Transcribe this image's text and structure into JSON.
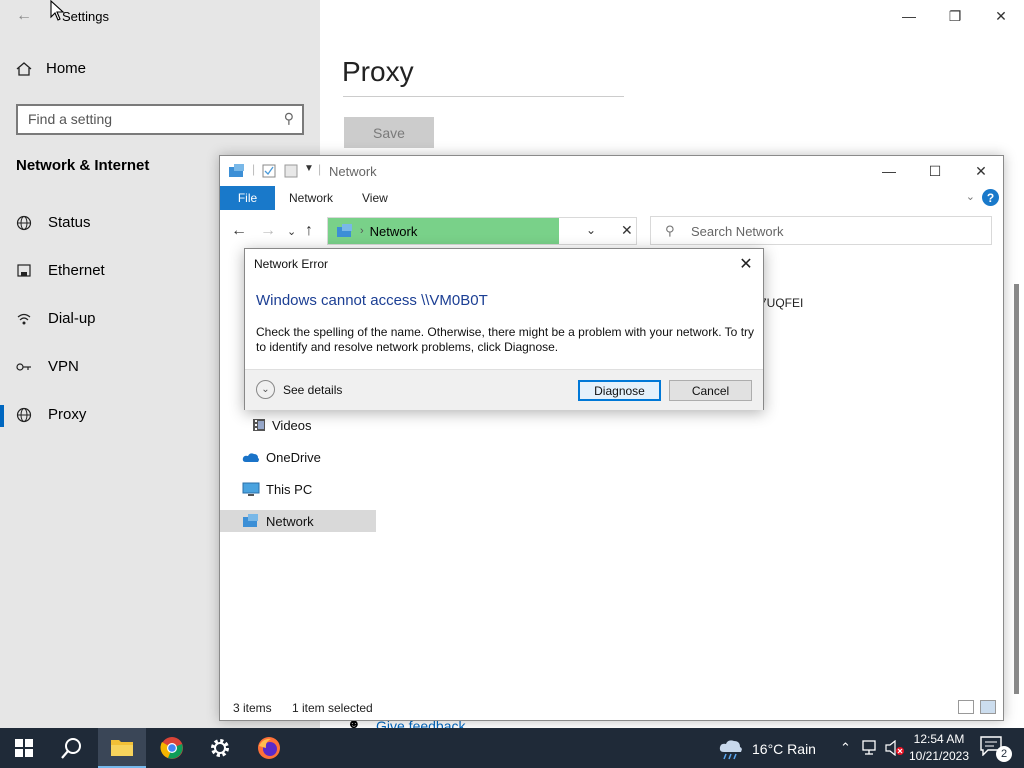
{
  "settings": {
    "title": "Settings",
    "home_label": "Home",
    "search_placeholder": "Find a setting",
    "section_title": "Network & Internet",
    "nav": [
      {
        "label": "Status",
        "icon": "globe-icon"
      },
      {
        "label": "Ethernet",
        "icon": "ethernet-icon"
      },
      {
        "label": "Dial-up",
        "icon": "dialup-icon"
      },
      {
        "label": "VPN",
        "icon": "vpn-icon"
      },
      {
        "label": "Proxy",
        "icon": "globe-icon",
        "selected": true
      }
    ],
    "page_title": "Proxy",
    "save_label": "Save",
    "feedback_label": "Give feedback"
  },
  "explorer": {
    "title": "Network",
    "ribbon_tabs": {
      "file": "File",
      "network": "Network",
      "view": "View"
    },
    "address": "Network",
    "search_placeholder": "Search Network",
    "tree": {
      "videos": "Videos",
      "onedrive": "OneDrive",
      "thispc": "This PC",
      "network": "Network"
    },
    "content_item_partial": "7UQFEI",
    "status": {
      "items": "3 items",
      "selected": "1 item selected"
    }
  },
  "dialog": {
    "title": "Network Error",
    "heading": "Windows cannot access \\\\VM0B0T",
    "message": "Check the spelling of the name. Otherwise, there might be a problem with your network. To try to identify and resolve network problems, click Diagnose.",
    "see_details": "See details",
    "diagnose_label": "Diagnose",
    "cancel_label": "Cancel"
  },
  "taskbar": {
    "weather": "16°C  Rain",
    "time": "12:54 AM",
    "date": "10/21/2023",
    "notification_count": "2"
  },
  "colors": {
    "accent": "#0067c0",
    "address_bar": "#79d189",
    "file_tab": "#1979ca",
    "taskbar": "#1f2a38"
  }
}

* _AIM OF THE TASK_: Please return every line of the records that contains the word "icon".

* _THE COMPLETED TASK_:
        "icon": "globe-icon"
        "icon": "ethernet-icon"
        "icon": "dialup-icon"
        "icon": "vpn-icon"
        "icon": "globe-icon",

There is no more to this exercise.